Another varied selection of recent acquisitions—the majority are gifts from Carl V. Anderson at Stainless Steel Droppings. Thanks so much! A signed edition of Hal Clement’s Close to Critical (1964) is coming your way!
I love Sheckley. I’ve never read Richard Matheson’s short fiction. Terry Carr’s short fiction is supposedly rather good (he’s primarily known as an editor of course). And Avram Davidson is still an unknown quantity—I do adore the Leo and Diane Dillon cover.
1. Third From the Sun, Richard Matheson (1955)
(Gene Szafran’s horrid cover for the 1970 edition)
From the back cover: “Extraordinary, hair-raising science fiction that makes you believe you are there! Meet Loolie from Venus—she ads in mags for mates with like fixtures!
Move with the time traveler to a civilization where dirty post-cards are pictures of… food!
Ride on the last space ship leaving… for earth!
Fall in love with Lover—she wants to wrap her warm, pink mind around yours!
Live dangerously and adventurously with Richard Matheson who can make the unbelievable seem true.”
2. Untouched by Human Hands, Robert Sheckley (1954)
(Uncredited cover for the 1967 edition)
From the back cover for a different edition: “These thirteen tales, untouched even by the hands of anthologists, may remind some of you of the brightest days of ‘Unknown Worlds,’ and others of Shirley Jackson or John Collier. Some are interplanetary, some supernatural; some chilling, some comic. All are delightfully fresh in concept, development and writing.”

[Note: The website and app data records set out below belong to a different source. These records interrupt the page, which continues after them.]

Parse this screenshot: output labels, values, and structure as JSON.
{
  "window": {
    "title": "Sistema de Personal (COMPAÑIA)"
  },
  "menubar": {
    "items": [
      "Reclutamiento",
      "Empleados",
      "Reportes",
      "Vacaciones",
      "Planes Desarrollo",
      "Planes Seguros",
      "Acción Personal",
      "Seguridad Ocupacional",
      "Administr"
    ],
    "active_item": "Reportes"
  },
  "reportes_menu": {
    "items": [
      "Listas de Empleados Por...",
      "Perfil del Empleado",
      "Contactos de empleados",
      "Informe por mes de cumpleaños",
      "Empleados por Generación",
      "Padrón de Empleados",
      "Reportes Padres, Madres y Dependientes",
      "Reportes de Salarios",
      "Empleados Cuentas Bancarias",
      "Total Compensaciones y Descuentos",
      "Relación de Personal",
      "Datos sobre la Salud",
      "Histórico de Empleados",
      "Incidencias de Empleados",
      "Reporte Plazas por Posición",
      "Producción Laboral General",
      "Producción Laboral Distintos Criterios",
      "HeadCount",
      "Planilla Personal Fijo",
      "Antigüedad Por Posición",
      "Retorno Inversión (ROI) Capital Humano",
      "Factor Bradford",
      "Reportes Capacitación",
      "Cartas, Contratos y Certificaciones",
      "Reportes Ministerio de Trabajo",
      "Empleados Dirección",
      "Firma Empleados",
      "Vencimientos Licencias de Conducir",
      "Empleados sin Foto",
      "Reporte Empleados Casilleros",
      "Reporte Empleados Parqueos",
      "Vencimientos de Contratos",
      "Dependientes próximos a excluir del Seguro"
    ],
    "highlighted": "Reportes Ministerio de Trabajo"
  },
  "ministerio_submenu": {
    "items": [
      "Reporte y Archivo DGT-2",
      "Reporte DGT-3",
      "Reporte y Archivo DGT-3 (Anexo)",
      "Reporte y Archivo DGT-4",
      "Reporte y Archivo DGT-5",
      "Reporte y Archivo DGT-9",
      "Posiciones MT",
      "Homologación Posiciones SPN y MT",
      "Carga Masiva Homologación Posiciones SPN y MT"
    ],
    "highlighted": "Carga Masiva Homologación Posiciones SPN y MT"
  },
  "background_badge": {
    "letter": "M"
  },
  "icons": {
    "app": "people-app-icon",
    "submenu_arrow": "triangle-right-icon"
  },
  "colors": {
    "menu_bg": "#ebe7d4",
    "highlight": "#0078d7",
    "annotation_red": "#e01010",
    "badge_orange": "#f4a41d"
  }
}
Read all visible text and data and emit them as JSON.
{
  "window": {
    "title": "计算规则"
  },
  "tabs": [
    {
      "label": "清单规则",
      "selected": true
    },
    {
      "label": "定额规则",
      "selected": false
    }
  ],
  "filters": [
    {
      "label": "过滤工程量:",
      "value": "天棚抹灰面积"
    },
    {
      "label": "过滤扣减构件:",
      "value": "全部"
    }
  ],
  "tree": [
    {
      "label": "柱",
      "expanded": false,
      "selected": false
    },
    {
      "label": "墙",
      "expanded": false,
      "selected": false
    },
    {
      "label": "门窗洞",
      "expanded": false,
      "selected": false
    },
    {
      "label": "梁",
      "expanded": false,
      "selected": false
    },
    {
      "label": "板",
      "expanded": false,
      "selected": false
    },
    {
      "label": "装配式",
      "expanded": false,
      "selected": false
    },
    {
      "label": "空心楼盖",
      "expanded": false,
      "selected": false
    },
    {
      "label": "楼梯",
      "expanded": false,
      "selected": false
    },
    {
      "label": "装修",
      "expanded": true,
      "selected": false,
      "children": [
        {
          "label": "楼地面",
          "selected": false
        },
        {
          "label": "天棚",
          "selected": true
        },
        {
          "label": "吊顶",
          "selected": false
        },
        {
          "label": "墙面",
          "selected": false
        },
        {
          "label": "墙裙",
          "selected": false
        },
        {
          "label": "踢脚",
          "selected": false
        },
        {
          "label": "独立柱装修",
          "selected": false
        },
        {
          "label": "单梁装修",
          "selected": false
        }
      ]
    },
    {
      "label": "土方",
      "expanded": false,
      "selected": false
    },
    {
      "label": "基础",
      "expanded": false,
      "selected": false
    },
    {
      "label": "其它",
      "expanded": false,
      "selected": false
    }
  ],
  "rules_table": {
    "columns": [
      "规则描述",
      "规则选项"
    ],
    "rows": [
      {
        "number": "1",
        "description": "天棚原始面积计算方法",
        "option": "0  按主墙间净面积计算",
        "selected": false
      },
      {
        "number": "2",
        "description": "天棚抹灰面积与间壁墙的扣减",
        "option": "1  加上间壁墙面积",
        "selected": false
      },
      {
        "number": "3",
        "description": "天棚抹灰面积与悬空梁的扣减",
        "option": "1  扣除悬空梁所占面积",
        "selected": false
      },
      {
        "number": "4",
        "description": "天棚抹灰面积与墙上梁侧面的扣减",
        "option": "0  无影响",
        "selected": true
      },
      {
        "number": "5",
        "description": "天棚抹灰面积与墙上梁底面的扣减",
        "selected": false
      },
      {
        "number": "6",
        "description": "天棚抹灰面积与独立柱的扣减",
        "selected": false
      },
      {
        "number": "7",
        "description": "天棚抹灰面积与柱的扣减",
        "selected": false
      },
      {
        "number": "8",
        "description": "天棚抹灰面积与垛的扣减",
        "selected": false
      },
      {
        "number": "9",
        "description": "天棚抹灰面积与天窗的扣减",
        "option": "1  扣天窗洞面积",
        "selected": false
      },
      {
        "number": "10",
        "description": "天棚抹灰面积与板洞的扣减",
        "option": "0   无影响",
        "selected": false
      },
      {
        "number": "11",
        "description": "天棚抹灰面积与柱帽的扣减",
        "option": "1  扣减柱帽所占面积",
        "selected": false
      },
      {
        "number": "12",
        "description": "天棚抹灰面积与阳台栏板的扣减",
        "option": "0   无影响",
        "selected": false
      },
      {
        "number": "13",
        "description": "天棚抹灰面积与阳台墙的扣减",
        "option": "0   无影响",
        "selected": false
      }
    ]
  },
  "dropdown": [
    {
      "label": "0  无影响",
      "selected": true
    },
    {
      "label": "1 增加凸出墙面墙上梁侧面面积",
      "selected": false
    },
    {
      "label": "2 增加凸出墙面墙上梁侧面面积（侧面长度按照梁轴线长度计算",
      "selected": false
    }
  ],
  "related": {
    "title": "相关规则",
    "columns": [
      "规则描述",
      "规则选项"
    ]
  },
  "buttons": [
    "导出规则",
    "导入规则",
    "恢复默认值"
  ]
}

3. The Light at the End of the Universe, Terry Carr (1976)
(Mike Presley’s cover for the 1976 edition)
From the back cover: “After 13 years as the most popular editor in SF, the incredible talent of Terry Carr is ‘Discovered.” He has been called the editor with impeccable taste, the man who knows which stories will be Hugo and Nebula award winners months before he puts them in his justly-famous BEST SF OF THE YEAR series. But the shadow-life of Terry Carr is a side of him the millions of readers of his collections seem unaware exists. He is the creator of new universes, new worlds that rival the finest creations he has anthologized. He is a fantasist of the first rank. Now, at last, Carr emerges from the closet with his first book of stories; fifteen magicks of the mind that comprise, quite simply, one of the best books of SF and fantasy you will be ever privileged to read.”
4. The Phoenix and the Mirror, Avram Davidson (1969)
(Diane and Leo Dillon’s cover for the 1969 edition)
From the inside flap: “Against the backdrop of a hauntingly familiar yet unpredictable otherworld, Avram Davidson casts the adventures of the sorcerer known as Vergil Magus: Vergil’s first goal was to construct a mirror that had never before reflected a human face. It was an almost impossible task, but when it was finally completed the face that appeared on the mirror’s surface was that of Princess Laura of Carsus, and Vergil fell in love with her beautiful reflection. But to find and win the Princess herself, Vergil had to undertake a long and hazardous journey… and at the end of it he would meet the demon power of the Phoenix itself.”